Chinese drywall victims should be careful about anyone promising tests or fixes for their wallboard problem. According to the Federal Trade Commission (FTC), such Chinese drywall “solutions” are likely scams.
So far, the Consumer Products Safety Commission (CPSC) has received 2,276 reports from residents in 32 states, the District of Columbia, and Puerto Rico concerning Chinese drywall. Gases emitted from Chinese drywall are being blamed for significant property damage, including damage to HVAC systems, smoke detectors, electrical wiring, metal plumbing components, and other household appliances. These gases also produce a sulfurous odor that permeates homes, and cause metals, including air conditioning coils and even jewelry, to corrode. People living with Chinese drywall have also suffered eye, respiratory and sinus problems that may be linked to the gases.
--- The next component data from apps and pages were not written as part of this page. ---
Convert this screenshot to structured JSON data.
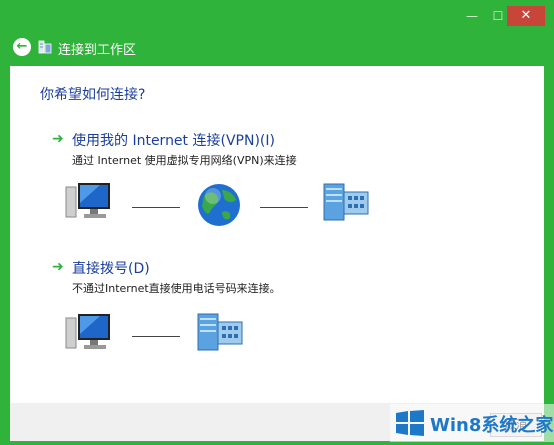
{
  "window": {
    "controls": {
      "minimize": "—",
      "maximize": "☐",
      "close": "✕"
    }
  },
  "header": {
    "back_icon": "←",
    "title": "连接到工作区"
  },
  "main": {
    "question": "你希望如何连接?",
    "options": [
      {
        "title": "使用我的 Internet 连接(VPN)(I)",
        "description": "通过 Internet 使用虚拟专用网络(VPN)来连接"
      },
      {
        "title": "直接拨号(D)",
        "description": "不通过Internet直接使用电话号码来连接。"
      }
    ]
  },
  "footer": {
    "next_label": "取消"
  },
  "watermark": {
    "text": "Win8系统之家"
  },
  "colors": {
    "accent": "#2fb33a",
    "link": "#1b3f9c",
    "close": "#c8453a"
  }
}
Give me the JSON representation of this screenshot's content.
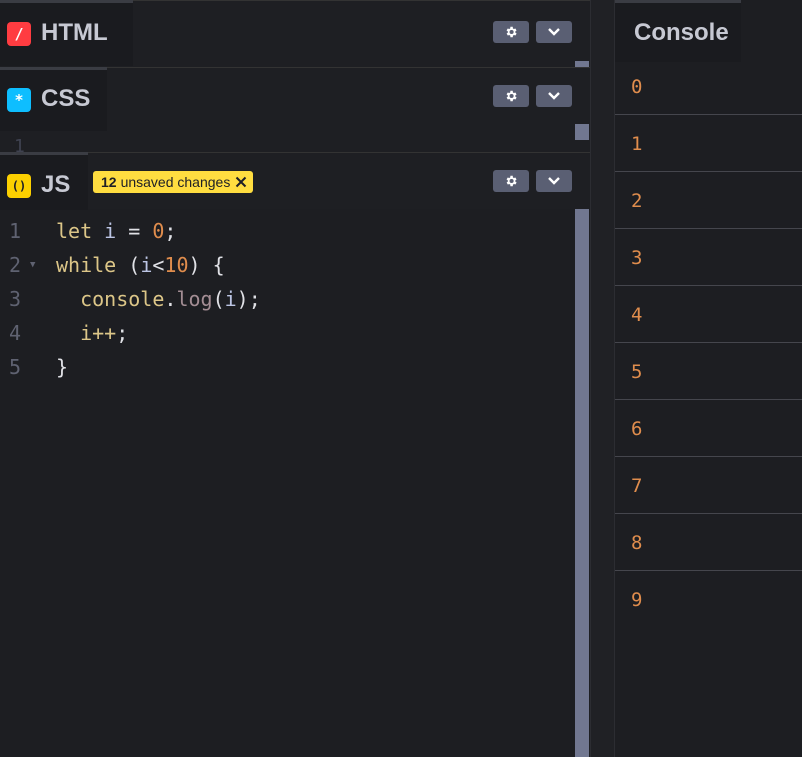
{
  "panels": {
    "html": {
      "title": "HTML",
      "icon": "slash-icon",
      "icon_glyph": "/",
      "accent": "#ff3c41"
    },
    "css": {
      "title": "CSS",
      "icon": "asterisk-icon",
      "icon_glyph": "*",
      "accent": "#0ebeff"
    },
    "js": {
      "title": "JS",
      "icon": "parentheses-icon",
      "icon_glyph": "()",
      "accent": "#fcd000",
      "unsaved_count": "12",
      "unsaved_text": "unsaved changes"
    }
  },
  "css_gutter_line": "1",
  "code": {
    "lines": [
      {
        "n": "1",
        "tokens": [
          [
            "kw",
            "let"
          ],
          [
            "punc",
            " "
          ],
          [
            "var",
            "i"
          ],
          [
            "punc",
            " = "
          ],
          [
            "num",
            "0"
          ],
          [
            "punc",
            ";"
          ]
        ]
      },
      {
        "n": "2",
        "tokens": [
          [
            "kw",
            "while"
          ],
          [
            "punc",
            " ("
          ],
          [
            "var",
            "i"
          ],
          [
            "punc",
            "<"
          ],
          [
            "num",
            "10"
          ],
          [
            "punc",
            ") {"
          ]
        ]
      },
      {
        "n": "3",
        "tokens": [
          [
            "punc",
            "  "
          ],
          [
            "kw",
            "console"
          ],
          [
            "punc",
            "."
          ],
          [
            "fn",
            "log"
          ],
          [
            "punc",
            "("
          ],
          [
            "var",
            "i"
          ],
          [
            "punc",
            ");"
          ]
        ]
      },
      {
        "n": "4",
        "tokens": [
          [
            "punc",
            "  "
          ],
          [
            "kw",
            "i++"
          ],
          [
            "punc",
            ";"
          ]
        ]
      },
      {
        "n": "5",
        "tokens": [
          [
            "punc",
            "}"
          ]
        ]
      }
    ]
  },
  "console": {
    "title": "Console",
    "output": [
      "0",
      "1",
      "2",
      "3",
      "4",
      "5",
      "6",
      "7",
      "8",
      "9"
    ]
  },
  "icons": {
    "settings": "gear-icon",
    "collapse": "chevron-down-icon",
    "close": "close-icon",
    "fold": "fold-triangle-icon"
  }
}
According to the FTC, scammers are trying to take advantage of people who desperately want their Chinese drywall problem fixed. The commission said consumers should be on the alert for anyone trying to sell test kits, inspections, and quick fixes for tainted drywall. The CPSC and other federal agencies in the Federal Interagency Task Force are studying testing and remediation protocols for affected homes, but no federally-approved testing kits or remediation methods currently exist.
The FTC is just the latest entity to issue a warning about Chinese drywall fixes. Over the summer, <"http://www.yourlawyer.com/">Parker Waichman Alonso LLP, the Bonita Springs law firm that filed the first Chinese drywall lawsuit in federal court, warned homeowners not to rush into Chinese drywall remediation. The firm said it had been hearing from Chinese drywall victims who had been harassed by builders into signing unfair, one-side remediation agreements. In most every case of a builder-initiated remediation agreement, homeowners are required to give up almost all of their legal rights
In a press release, the firm said builders have made empty promises and other oral representations about the scope and nature of the remediation that are simply not reflected in written agreements homeowners have signed. Many homeowners also claim they were told that permitting their builder to remediate a home is the only legal remedy available to them â€“ something that is just not true.
According to Parker Waichman Alonso LLP, once Chinese drywall remediation is completed under one of these agreements, homeowners may be without recourse should they find that repairs were done in a way that did not conform to the remediation protocol that will eventually be established. For that reason, it is in the best interests of homeowners to delay any Chinese drywall repairs until a remediation protocol has been formulated.